Data under study section start
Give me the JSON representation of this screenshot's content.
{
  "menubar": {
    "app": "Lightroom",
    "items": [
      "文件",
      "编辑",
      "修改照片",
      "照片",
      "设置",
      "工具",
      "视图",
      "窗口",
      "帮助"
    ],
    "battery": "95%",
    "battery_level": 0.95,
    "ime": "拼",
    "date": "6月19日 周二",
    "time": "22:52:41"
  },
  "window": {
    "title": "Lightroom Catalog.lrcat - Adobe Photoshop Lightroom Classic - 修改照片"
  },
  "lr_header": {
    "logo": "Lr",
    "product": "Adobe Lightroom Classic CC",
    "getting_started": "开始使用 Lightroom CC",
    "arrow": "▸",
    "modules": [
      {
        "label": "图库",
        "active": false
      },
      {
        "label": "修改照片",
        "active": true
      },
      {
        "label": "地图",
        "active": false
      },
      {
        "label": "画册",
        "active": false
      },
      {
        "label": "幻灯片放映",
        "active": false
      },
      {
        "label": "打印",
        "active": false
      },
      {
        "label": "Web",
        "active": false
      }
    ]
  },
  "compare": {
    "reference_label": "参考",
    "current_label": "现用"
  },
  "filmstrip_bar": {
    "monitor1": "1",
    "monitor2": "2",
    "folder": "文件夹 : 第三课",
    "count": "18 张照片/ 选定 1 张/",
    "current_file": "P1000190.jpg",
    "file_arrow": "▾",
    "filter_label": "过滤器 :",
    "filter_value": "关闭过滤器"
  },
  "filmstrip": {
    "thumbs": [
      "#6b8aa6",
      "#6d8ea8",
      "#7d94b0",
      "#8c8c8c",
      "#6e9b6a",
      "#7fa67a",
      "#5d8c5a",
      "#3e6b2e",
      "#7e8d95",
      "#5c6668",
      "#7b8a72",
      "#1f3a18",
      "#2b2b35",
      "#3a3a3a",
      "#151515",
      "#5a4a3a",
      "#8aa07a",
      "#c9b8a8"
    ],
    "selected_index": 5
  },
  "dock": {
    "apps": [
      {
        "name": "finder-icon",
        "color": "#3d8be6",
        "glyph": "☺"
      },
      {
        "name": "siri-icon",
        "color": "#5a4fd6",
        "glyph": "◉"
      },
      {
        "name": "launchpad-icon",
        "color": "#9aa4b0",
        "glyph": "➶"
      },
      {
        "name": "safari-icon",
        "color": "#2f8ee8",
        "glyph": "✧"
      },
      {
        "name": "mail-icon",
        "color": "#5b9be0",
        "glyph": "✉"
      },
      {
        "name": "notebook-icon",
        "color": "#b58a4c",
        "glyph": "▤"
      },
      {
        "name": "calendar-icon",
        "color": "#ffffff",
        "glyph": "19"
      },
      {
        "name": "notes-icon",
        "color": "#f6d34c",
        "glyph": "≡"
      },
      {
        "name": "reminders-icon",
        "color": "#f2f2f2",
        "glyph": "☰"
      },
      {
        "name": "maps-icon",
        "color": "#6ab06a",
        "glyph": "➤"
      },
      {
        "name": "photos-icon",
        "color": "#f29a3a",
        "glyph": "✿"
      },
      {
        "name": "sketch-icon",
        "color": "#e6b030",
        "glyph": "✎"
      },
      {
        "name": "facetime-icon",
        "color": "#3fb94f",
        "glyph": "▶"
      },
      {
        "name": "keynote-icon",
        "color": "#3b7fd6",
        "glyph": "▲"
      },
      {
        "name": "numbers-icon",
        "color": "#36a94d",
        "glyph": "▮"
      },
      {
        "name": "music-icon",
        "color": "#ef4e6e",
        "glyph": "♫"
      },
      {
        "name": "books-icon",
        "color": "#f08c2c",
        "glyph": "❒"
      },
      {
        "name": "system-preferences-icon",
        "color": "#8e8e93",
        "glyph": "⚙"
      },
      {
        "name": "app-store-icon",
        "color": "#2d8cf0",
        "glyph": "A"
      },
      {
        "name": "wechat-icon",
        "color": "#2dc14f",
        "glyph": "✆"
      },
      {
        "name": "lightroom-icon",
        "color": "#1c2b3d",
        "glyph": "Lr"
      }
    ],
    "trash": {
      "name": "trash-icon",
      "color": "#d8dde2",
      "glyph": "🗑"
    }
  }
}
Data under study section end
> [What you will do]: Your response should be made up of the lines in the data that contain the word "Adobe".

> [Task response]:
    "title": "Lightroom Catalog.lrcat - Adobe Photoshop Lightroom Classic - 修改照片"
    "product": "Adobe Lightroom Classic CC",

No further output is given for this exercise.